**EXERCISE**
Scan the entries below and return each line that contains "label".

(Element data from apps and pages)
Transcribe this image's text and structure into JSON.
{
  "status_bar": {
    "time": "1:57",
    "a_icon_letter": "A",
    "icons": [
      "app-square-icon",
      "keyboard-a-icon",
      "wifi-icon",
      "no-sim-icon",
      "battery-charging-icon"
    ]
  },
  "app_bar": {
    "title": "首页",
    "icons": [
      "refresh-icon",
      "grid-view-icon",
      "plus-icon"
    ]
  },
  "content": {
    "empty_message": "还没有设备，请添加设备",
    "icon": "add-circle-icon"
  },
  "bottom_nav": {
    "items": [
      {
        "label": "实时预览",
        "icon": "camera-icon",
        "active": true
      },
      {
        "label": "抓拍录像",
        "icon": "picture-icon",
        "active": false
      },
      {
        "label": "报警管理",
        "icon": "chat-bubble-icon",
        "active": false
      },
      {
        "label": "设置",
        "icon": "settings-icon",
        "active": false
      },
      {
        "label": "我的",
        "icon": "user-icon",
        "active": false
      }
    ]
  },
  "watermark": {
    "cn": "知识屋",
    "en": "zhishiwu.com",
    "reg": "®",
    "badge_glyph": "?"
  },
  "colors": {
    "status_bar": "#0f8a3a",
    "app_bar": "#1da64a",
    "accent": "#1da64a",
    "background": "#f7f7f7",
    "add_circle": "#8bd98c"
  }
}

**FINISHED EXERCISE**
        "label": "实时预览",
        "label": "抓拍录像",
        "label": "报警管理",
        "label": "设置",
        "label": "我的",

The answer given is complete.